A view of Lion's Head and Signal Hill after an excruciating hike up Table Mountain

I arrived in South Africa on a study abroad program in 2008 and fell in love with the country as well as a man named Tyrone (pronounced Tyran).  Four years later, here I am in South Africa, smitten in my tiny apartment with a barely-there yet perfect kitchen, a small garden, and my Ty.  When I am not cooking or eating, I am studying towards my Master’s in Public Health at University of Cape Town and am honing in on my skills as a Research Assistant at a local research centre.

My Ty and I in Kruger Park

Growing up I lived off of all things unhealthy and easy to cook – Kraft mac n’ cheese, Ramen noodles (AKA two-minute noodles for you South Africans), Chinese food, and frozen pizza bagels – and was a chunker because of it!  My dad and stepmom slowly taught me the pleasures of cooking – the chopping, chatting, spicing, and smells– and most importantly, the beautiful tradition of family dinner.  My mom is my going-out-to-eat partner and I presume is the one who gave me the always-wanting-to-go-out-to-eat genes.  My sister, who is 5 years older than me, let me spend time cooking with her under the condition that I peel her garlic.

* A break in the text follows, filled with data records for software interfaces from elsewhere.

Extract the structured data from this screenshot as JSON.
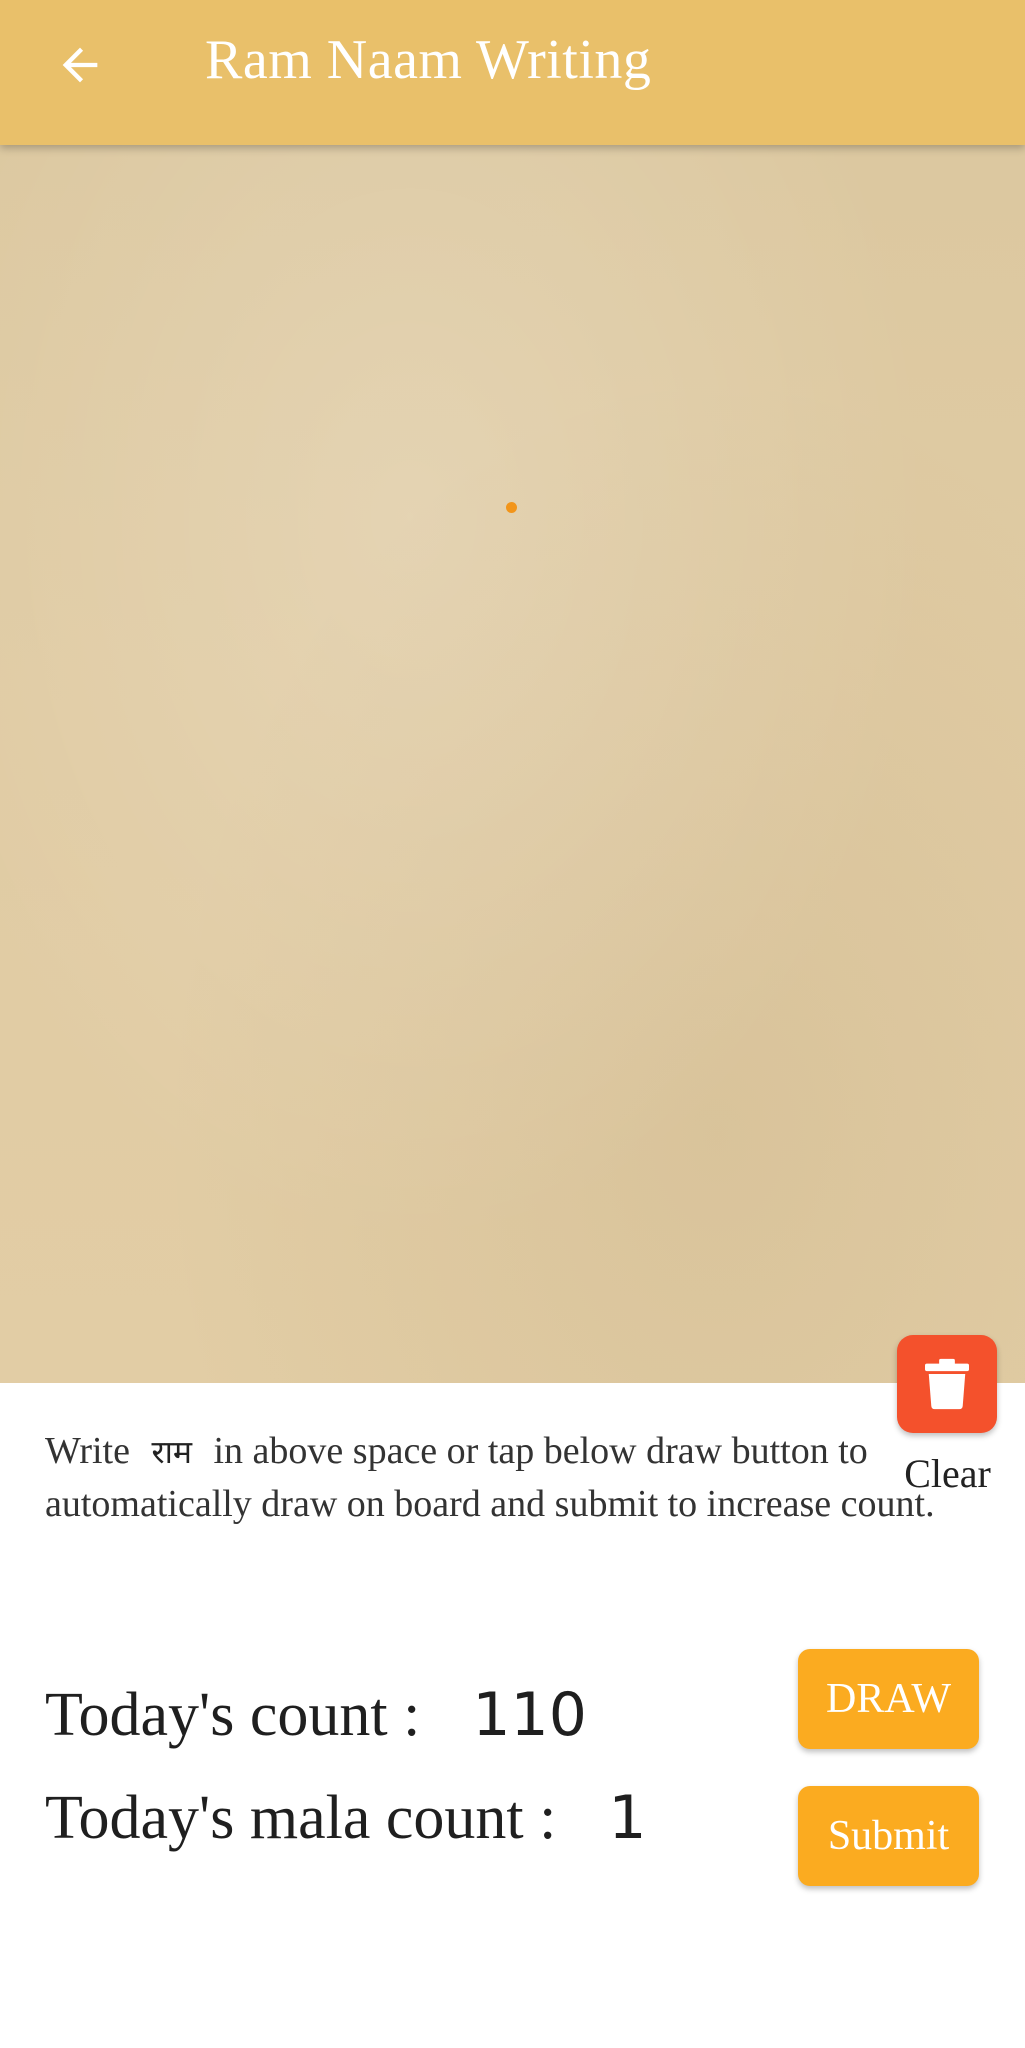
{
  "appbar": {
    "title": "Ram Naam Writing",
    "back_icon": "arrow-left-icon",
    "color": "#e9c06a"
  },
  "board": {
    "background": "paper-texture",
    "dot_color": "#f2951a",
    "clear_icon": "trash-icon",
    "clear_label": "Clear",
    "clear_color": "#f4512c"
  },
  "instruction": {
    "before": "Write",
    "hindi_word": "राम",
    "after": "in above space or tap below draw button to automatically draw on board and submit to increase count."
  },
  "counts": {
    "today_label": "Today's count :",
    "today_value": "110",
    "mala_label": "Today's mala count :",
    "mala_value": "1"
  },
  "buttons": {
    "draw_label": "DRAW",
    "submit_label": "Submit",
    "color": "#fbab20"
  }
}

And Ty taught me how to cook the meanest mince and spaghetti dinner with his secret ingredient Portuguese Chicken Spice …I have some amazing food memories that have resonated in my mind, which I will share with you as time goes on.

As soon as I wake up I begin thinking about food.  After breakfast, I am thinking about what I am going to make for lunch, and after lunch, I am thinking about what I am going to make for dinner, and after dinner, I am thinking about what I am going to make the following day.  I don’t food plan for the week and tend not to write shopping lists but rather am all about buying a plethora of random ingredients and figuring out what fun dishes I can make.  Cooking in my little kitchen soothes my soul and enables me to express myself.  To me, food is not just a basic life necessity but also one of the greatest pleasures in life.  I love to cook because I love to eat but nothing brings me greater joy than cooking for my friends and family and listening to their “food-gasms” as they dig in to one of my creations.

Me at an Indian Food cooking course

It is important that your taste buds are able to express themselves and an amazing meal enables them to do so.  The perfect blend of aromatic flavors will elicit a tongue tantalizing, tastebud teasing, moreish “food-gasm” and I rate the success of my meals by measuring their magnitude.

Despite my limited pallet growing up, I have become extremely adventurous in my eating and am eager to try any and all types of foods, especially local cuisines, which is how the name of my blog came to be.  A work colleague of mine took me to a township café and I bravely ordered tripe because I had never tried it before.  My friend dug in, slurping up the smelly, squidgy, multicolored grey, towel-material casings swimming in pale soup, and then, with a huge smile on his face, scooped up a spoonful for me to try.  I took a deep breath and as that spoonful fell into my mouth, I immediately had to pray to the food gods and center my chi in order to swallow.  And ever since, I vow to eat all things except for tripe.

Tripe